A/(V*L)= m^2/m^4 = 1/m^2 = 1/R^2, which satisfies the equation.

I hear dimensional analysis is important for the MCAT, but I have yet to see any kind of problem like this on the practice tests. Got the real thing in 2 weeks.

B, you should be left with units that fit the equation, converting to newtons is extra work and not necessary.

Fg=Gm1m2/r^2

A/(V*L)= m^2/m^4 = 1/m^2 = 1/R^2, which satisfies the equation.

I hear dimensional analysis is important for the MCAT, but I have yet to see any kind of problem like this on the practice tests. Got the real thing in 2 weeks.

be familiar with units and basic algebra. you need to know all the units of force, like kg *m/s^2.. etc..

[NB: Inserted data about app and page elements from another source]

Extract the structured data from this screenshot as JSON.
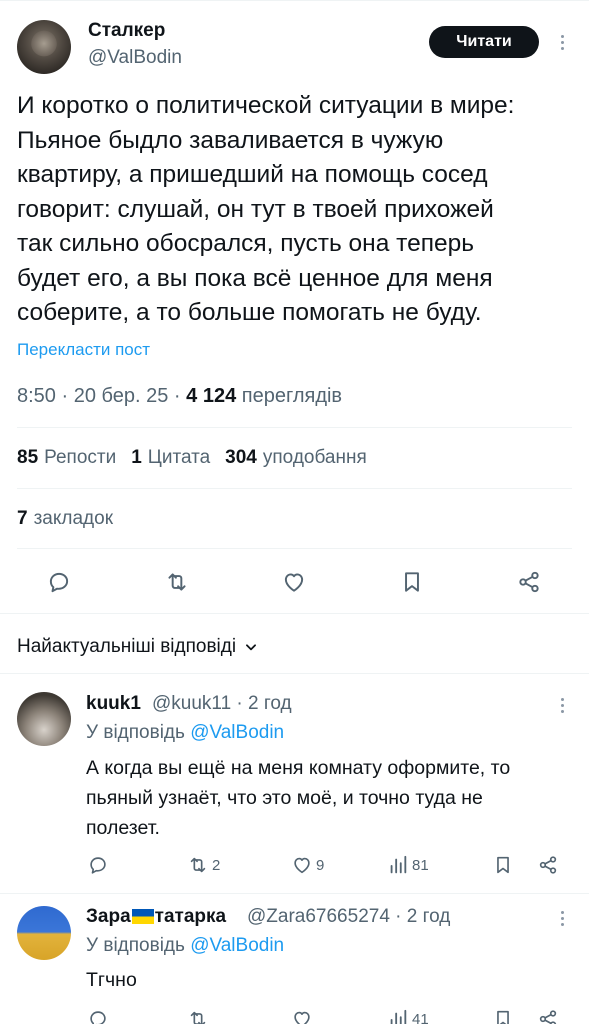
{
  "tweet": {
    "author_name": "Сталкер",
    "author_handle": "@ValBodin",
    "follow_label": "Читати",
    "text": "И коротко о политической ситуации в мире:\nПьяное быдло заваливается в чужую\nквартиру, а пришедший на помощь сосед\nговорит: слушай, он тут в твоей прихожей\nтак сильно обосрался, пусть она теперь\nбудет его, а вы пока всё ценное для меня\nсоберите, а то больше помогать не буду.",
    "translate_label": "Перекласти пост",
    "time": "8:50",
    "date": "20 бер. 25",
    "views_count": "4 124",
    "views_label": "переглядів",
    "reposts_count": "85",
    "reposts_label": "Репости",
    "quotes_count": "1",
    "quotes_label": "Цитата",
    "likes_count": "304",
    "likes_label": "уподобання",
    "bookmarks_count": "7",
    "bookmarks_label": "закладок"
  },
  "replies_sort_label": "Найактуальніші відповіді",
  "replies": [
    {
      "name": "kuuk1",
      "handle": "@kuuk11",
      "time": "2 год",
      "replying_prefix": "У відповідь",
      "replying_to": "@ValBodin",
      "text": "А когда вы ещё на меня комнату оформите, то\nпьяный узнаёт, что это моё, и точно туда не\nполезет.",
      "retweets": "2",
      "likes": "9",
      "views": "81"
    },
    {
      "name_part1": "Зара",
      "name_part2": "татарка",
      "handle": "@Zara67665274",
      "time": "2 год",
      "replying_prefix": "У відповідь",
      "replying_to": "@ValBodin",
      "text": "Тгчно",
      "views": "41"
    }
  ],
  "icons": [
    "reply-icon",
    "retweet-icon",
    "like-icon",
    "bookmark-icon",
    "share-icon",
    "views-icon",
    "more-icon",
    "chevron-down-icon"
  ],
  "colors": {
    "accent": "#1d9bf0",
    "text": "#0f1419",
    "secondary": "#536471"
  }
}
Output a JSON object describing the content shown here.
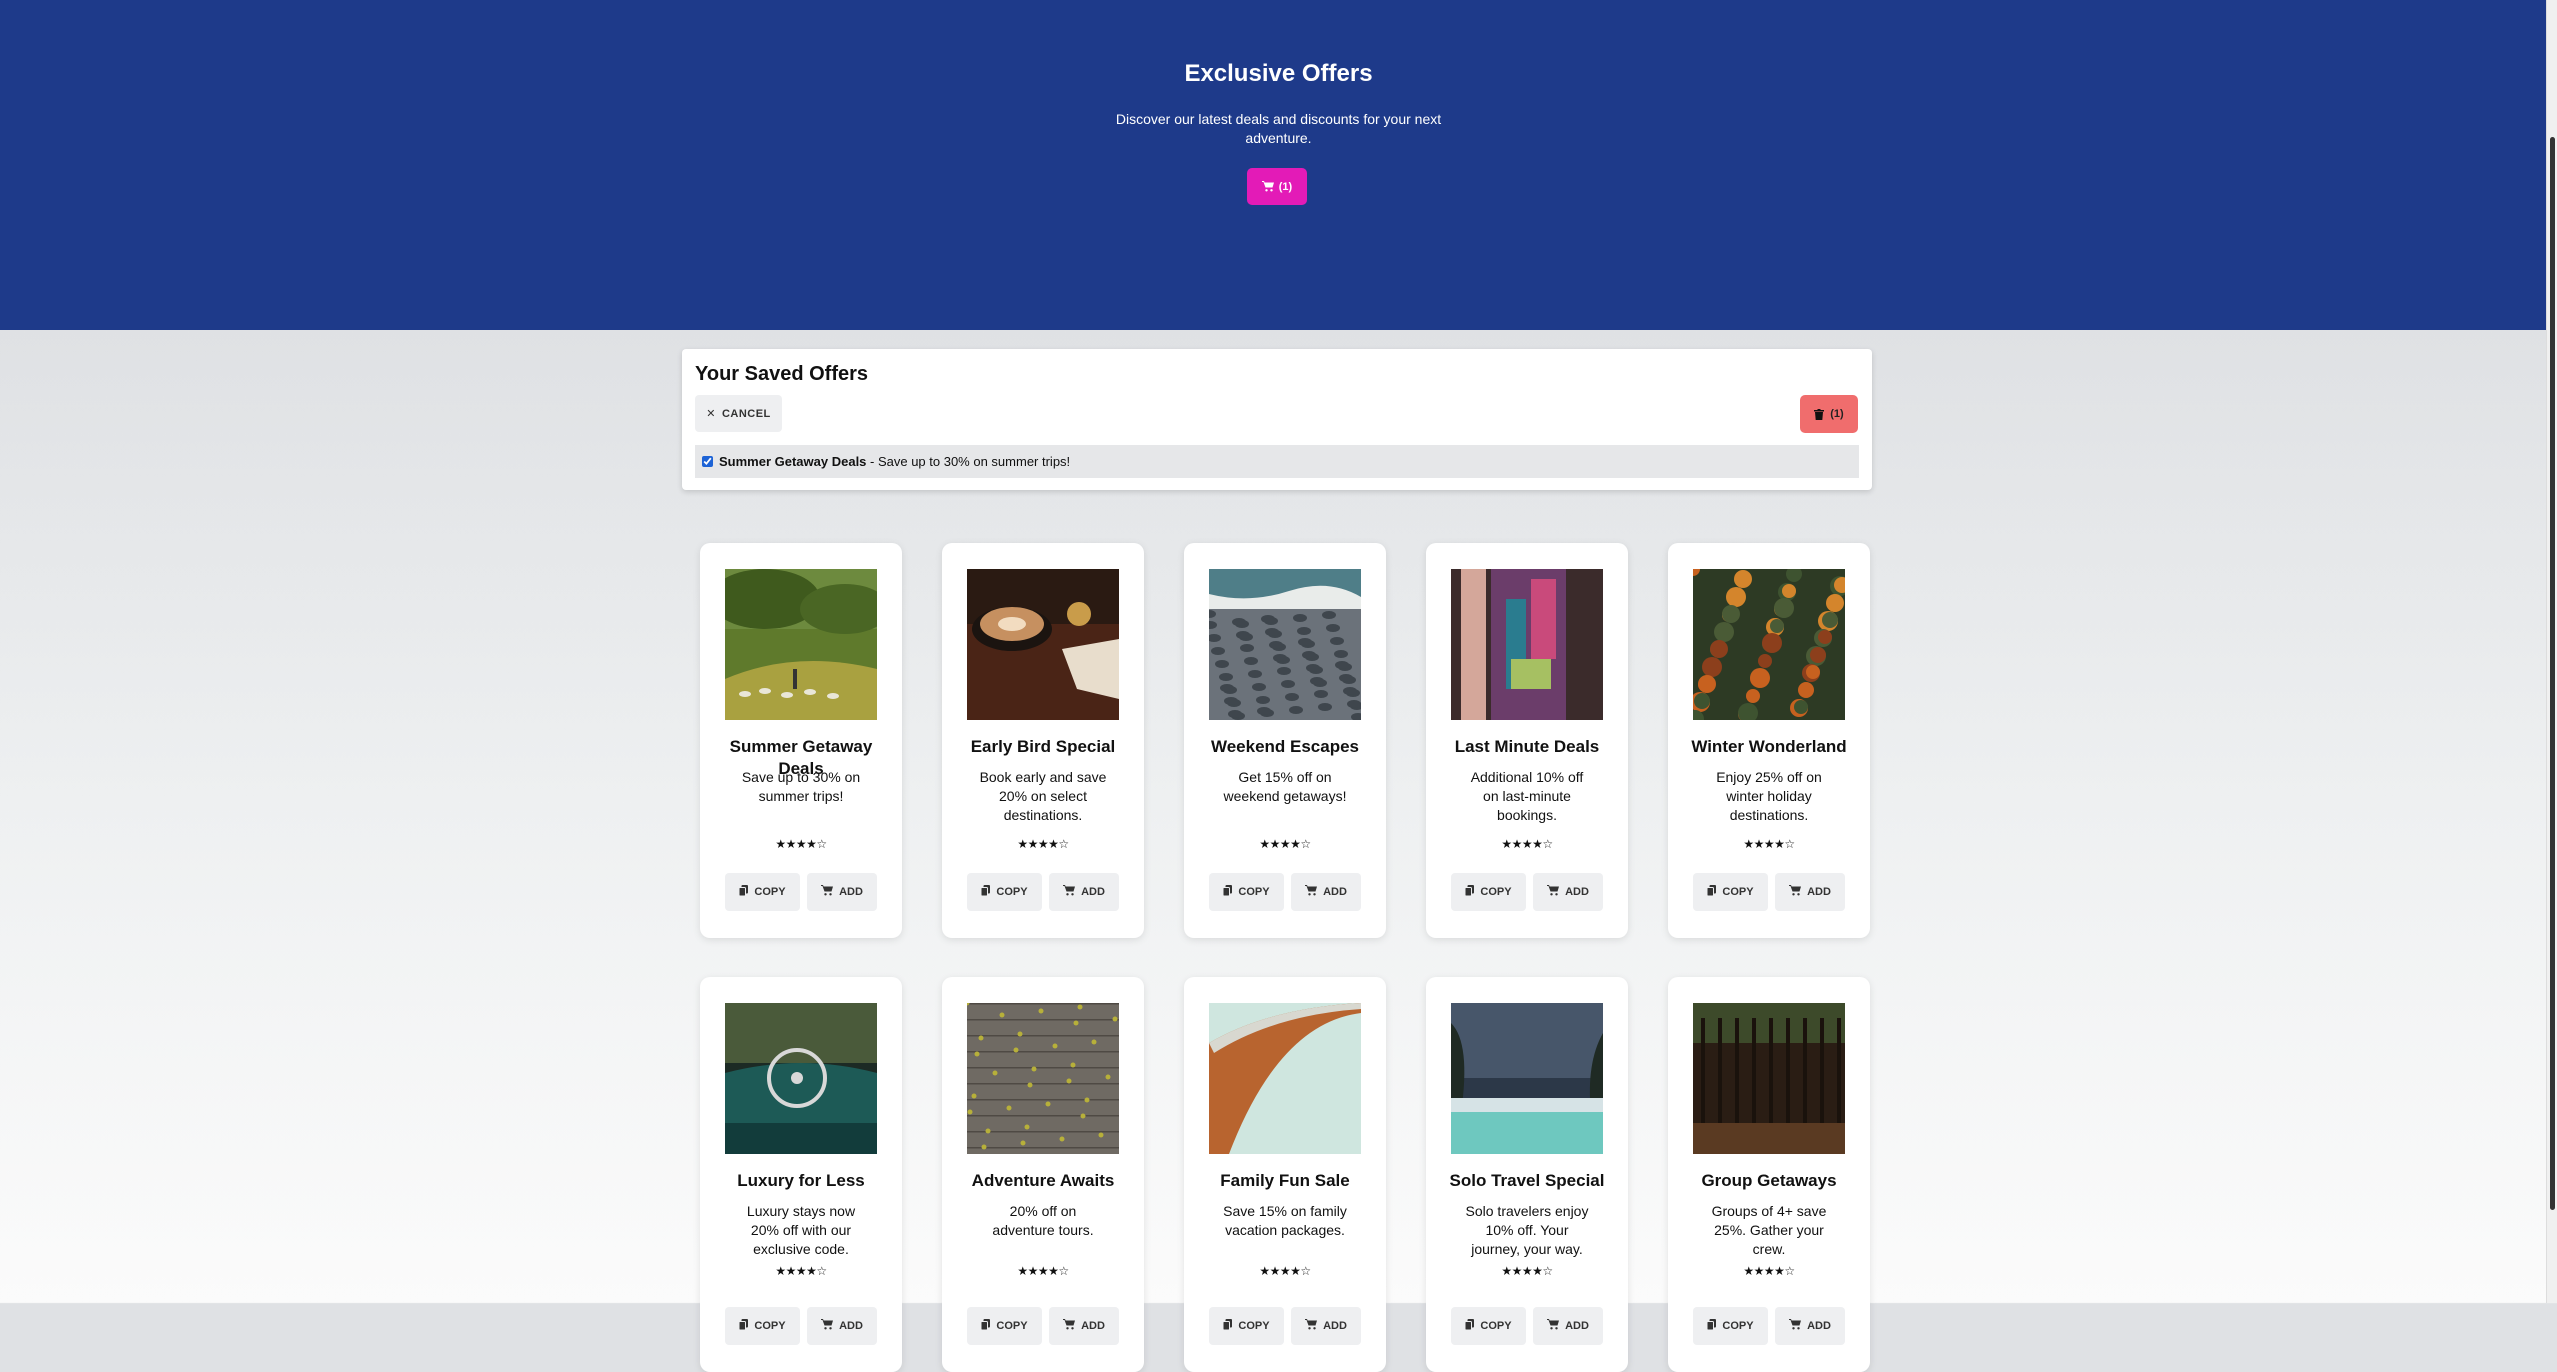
{
  "hero": {
    "title": "Exclusive Offers",
    "subtitle": "Discover our latest deals and discounts for your next adventure.",
    "cart_count": "(1)",
    "colors": {
      "background": "#1e3a8a",
      "cart_button": "#e31bb7"
    }
  },
  "saved": {
    "title": "Your Saved Offers",
    "cancel_label": "CANCEL",
    "delete_count": "(1)",
    "items": [
      {
        "title": "Summer Getaway Deals",
        "desc": " - Save up to 30% on summer trips!",
        "checked": true
      }
    ]
  },
  "offers": [
    {
      "title": "Summer Getaway Deals",
      "desc": "Save up to 30% on summer trips!",
      "rating": "★★★★☆",
      "copy": "COPY",
      "add": "ADD",
      "image": "green hills with sheep"
    },
    {
      "title": "Early Bird Special",
      "desc": "Book early and save 20% on select destinations.",
      "rating": "★★★★☆",
      "copy": "COPY",
      "add": "ADD",
      "image": "coffee cup on wooden table"
    },
    {
      "title": "Weekend Escapes",
      "desc": "Get 15% off on weekend getaways!",
      "rating": "★★★★☆",
      "copy": "COPY",
      "add": "ADD",
      "image": "pebble beach"
    },
    {
      "title": "Last Minute Deals",
      "desc": "Additional 10% off on last-minute bookings.",
      "rating": "★★★★☆",
      "copy": "COPY",
      "add": "ADD",
      "image": "colorful shawl"
    },
    {
      "title": "Winter Wonderland",
      "desc": "Enjoy 25% off on winter holiday destinations.",
      "rating": "★★★★☆",
      "copy": "COPY",
      "add": "ADD",
      "image": "aerial autumn forest"
    },
    {
      "title": "Luxury for Less",
      "desc": "Luxury stays now 20% off with our exclusive code.",
      "rating": "★★★★☆",
      "copy": "COPY",
      "add": "ADD",
      "image": "vintage car interior"
    },
    {
      "title": "Adventure Awaits",
      "desc": "20% off on adventure tours.",
      "rating": "★★★★☆",
      "copy": "COPY",
      "add": "ADD",
      "image": "wooden deck with leaves"
    },
    {
      "title": "Family Fun Sale",
      "desc": "Save 15% on family vacation packages.",
      "rating": "★★★★☆",
      "copy": "COPY",
      "add": "ADD",
      "image": "curved architecture"
    },
    {
      "title": "Solo Travel Special",
      "desc": "Solo travelers enjoy 10% off. Your journey, your way.",
      "rating": "★★★★☆",
      "copy": "COPY",
      "add": "ADD",
      "image": "turquoise sea and cliffs"
    },
    {
      "title": "Group Getaways",
      "desc": "Groups of 4+ save 25%. Gather your crew.",
      "rating": "★★★★☆",
      "copy": "COPY",
      "add": "ADD",
      "image": "dark forest trees"
    }
  ]
}
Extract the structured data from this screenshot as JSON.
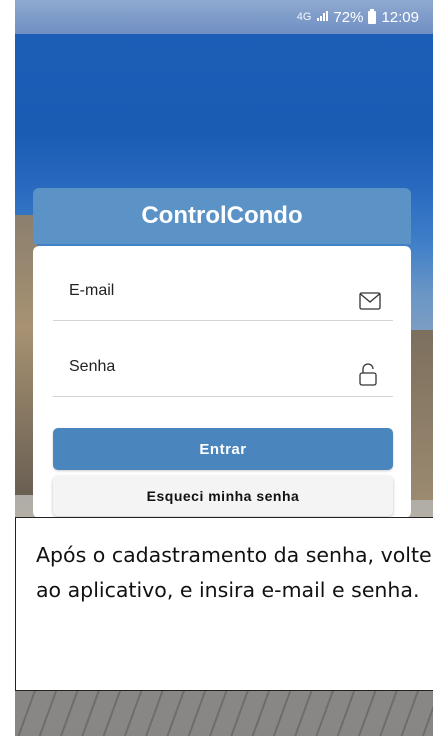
{
  "status_bar": {
    "network": "4G",
    "battery": "72%",
    "time": "12:09"
  },
  "app": {
    "title": "ControlCondo"
  },
  "login": {
    "email_label": "E-mail",
    "password_label": "Senha",
    "submit_label": "Entrar",
    "forgot_label": "Esqueci minha senha"
  },
  "instruction": {
    "text": "Após o cadastramento da senha, volte ao aplicativo, e insira e-mail e senha."
  },
  "colors": {
    "header": "#5b93c6",
    "primary_button": "#4a86bd"
  }
}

there might be a question using variables they give you and you gotta find the right units for what they want. also it doesnt hurt to be good at basic algebra considering that's the only think they will really test. they wont have you perform a triple integral to find volume or anything and there are no differential eqs.

I plan on getting some scholarly abstracts and going through them before I retake. I'm going to read them, understand what the components do, and what the side effects would be if something is inhibited, activated etc.

The BS section yesterday was downright scary. I couldn't even begin to make sense on two complete passages. That was the hardest BS section I've ever done, and a lot of people agree that took it yesterday.

I don't think this is a time-efficent way to go about things. First off, sorting through papers that aren't too advanced or are relevant would take a long time. Secondly, how do you check your understanding for correctness? If you are truly worried about BS, get more materials but this abstract method sounds a bit unreasonable.

be familiar with units and basic algebra. you need to know all the units of force, like kg *m/s^2.. etc..

there might be a question using variables they give you and you gotta find the right units for what they want. also it doesnt hurt to be good at basic algebra considering that's the only think they will really test. they wont have you perform a triple integral to find volume or anything and there are no differential eqs.

I agree, it also helps to know how units relate to each other. For example, Newtons are very similar to Joules. N*m for example, equals Kg*m^2/s^2==>Joules, which makes sense because Work (measured in Joules)=Force * distance. Or N*m/s = Watts